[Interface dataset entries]
╭──

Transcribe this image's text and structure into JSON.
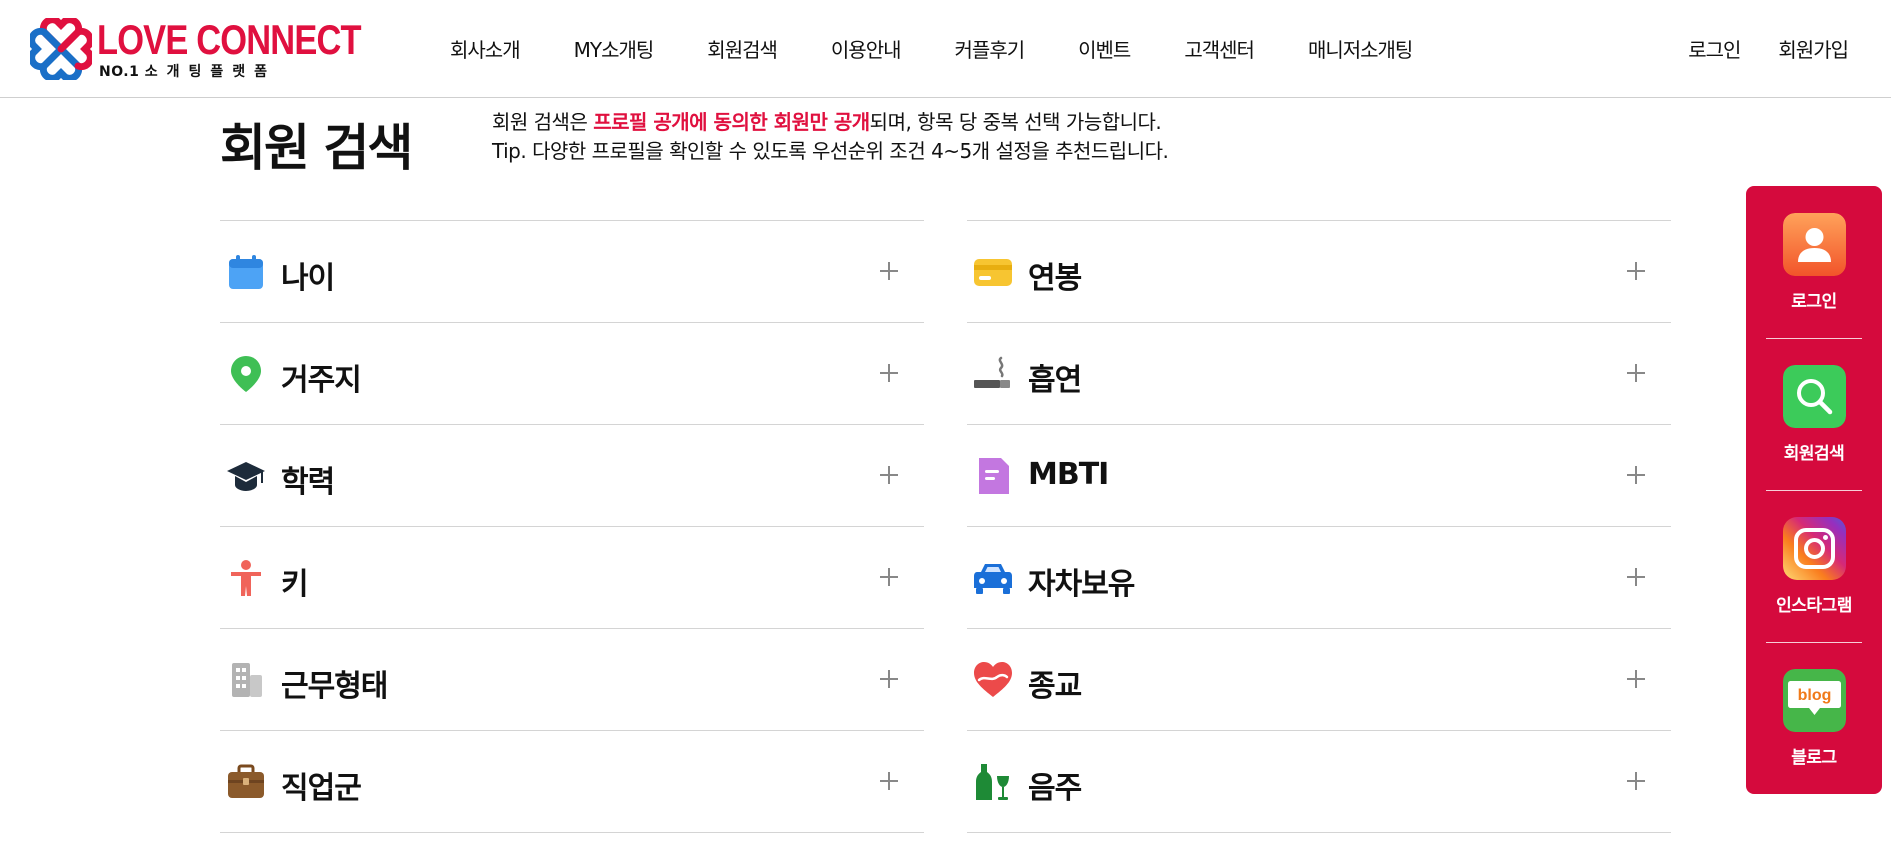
{
  "logo": {
    "name": "LOVE CONNECT",
    "tagline_prefix": "NO.1",
    "tagline": "소개팅플랫폼"
  },
  "nav": [
    "회사소개",
    "MY소개팅",
    "회원검색",
    "이용안내",
    "커플후기",
    "이벤트",
    "고객센터",
    "매니저소개팅"
  ],
  "auth": {
    "login": "로그인",
    "signup": "회원가입"
  },
  "page_title": "회원 검색",
  "description": {
    "line1_before": "회원 검색은 ",
    "line1_highlight": "프로필 공개에 동의한 회원만 공개",
    "line1_after": "되며, 항목 당 중복 선택 가능합니다.",
    "line2": "Tip. 다양한 프로필을 확인할 수 있도록 우선순위 조건 4~5개 설정을 추천드립니다."
  },
  "filters": {
    "left": [
      {
        "label": "나이",
        "icon": "calendar-icon"
      },
      {
        "label": "거주지",
        "icon": "location-pin-icon"
      },
      {
        "label": "학력",
        "icon": "graduation-cap-icon"
      },
      {
        "label": "키",
        "icon": "person-icon"
      },
      {
        "label": "근무형태",
        "icon": "building-icon"
      },
      {
        "label": "직업군",
        "icon": "briefcase-icon"
      }
    ],
    "right": [
      {
        "label": "연봉",
        "icon": "card-icon"
      },
      {
        "label": "흡연",
        "icon": "cigarette-icon"
      },
      {
        "label": "MBTI",
        "icon": "document-icon"
      },
      {
        "label": "자차보유",
        "icon": "car-icon"
      },
      {
        "label": "종교",
        "icon": "heart-icon"
      },
      {
        "label": "음주",
        "icon": "bottle-glass-icon"
      }
    ]
  },
  "quick_menu": [
    {
      "label": "로그인",
      "icon": "user-icon"
    },
    {
      "label": "회원검색",
      "icon": "search-icon"
    },
    {
      "label": "인스타그램",
      "icon": "instagram-icon"
    },
    {
      "label": "블로그",
      "icon": "blog-icon",
      "badge": "blog"
    }
  ],
  "colors": {
    "brand": "#e0103f",
    "quick_bg": "#d50a3d",
    "divider": "#d4d4d4"
  }
}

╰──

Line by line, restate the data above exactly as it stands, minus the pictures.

Transcribe this image's text and structure into JSON.
{
  "logo": {
    "name": "LOVE CONNECT",
    "tagline_prefix": "NO.1",
    "tagline": "소개팅플랫폼"
  },
  "nav": [
    "회사소개",
    "MY소개팅",
    "회원검색",
    "이용안내",
    "커플후기",
    "이벤트",
    "고객센터",
    "매니저소개팅"
  ],
  "auth": {
    "login": "로그인",
    "signup": "회원가입"
  },
  "page_title": "회원 검색",
  "description": {
    "line1_before": "회원 검색은 ",
    "line1_highlight": "프로필 공개에 동의한 회원만 공개",
    "line1_after": "되며, 항목 당 중복 선택 가능합니다.",
    "line2": "Tip. 다양한 프로필을 확인할 수 있도록 우선순위 조건 4~5개 설정을 추천드립니다."
  },
  "filters": {
    "left": [
      {
        "label": "나이",
        "icon": "calendar-icon"
      },
      {
        "label": "거주지",
        "icon": "location-pin-icon"
      },
      {
        "label": "학력",
        "icon": "graduation-cap-icon"
      },
      {
        "label": "키",
        "icon": "person-icon"
      },
      {
        "label": "근무형태",
        "icon": "building-icon"
      },
      {
        "label": "직업군",
        "icon": "briefcase-icon"
      }
    ],
    "right": [
      {
        "label": "연봉",
        "icon": "card-icon"
      },
      {
        "label": "흡연",
        "icon": "cigarette-icon"
      },
      {
        "label": "MBTI",
        "icon": "document-icon"
      },
      {
        "label": "자차보유",
        "icon": "car-icon"
      },
      {
        "label": "종교",
        "icon": "heart-icon"
      },
      {
        "label": "음주",
        "icon": "bottle-glass-icon"
      }
    ]
  },
  "quick_menu": [
    {
      "label": "로그인",
      "icon": "user-icon"
    },
    {
      "label": "회원검색",
      "icon": "search-icon"
    },
    {
      "label": "인스타그램",
      "icon": "instagram-icon"
    },
    {
      "label": "블로그",
      "icon": "blog-icon",
      "badge": "blog"
    }
  ],
  "colors": {
    "brand": "#e0103f",
    "quick_bg": "#d50a3d",
    "divider": "#d4d4d4"
  }
}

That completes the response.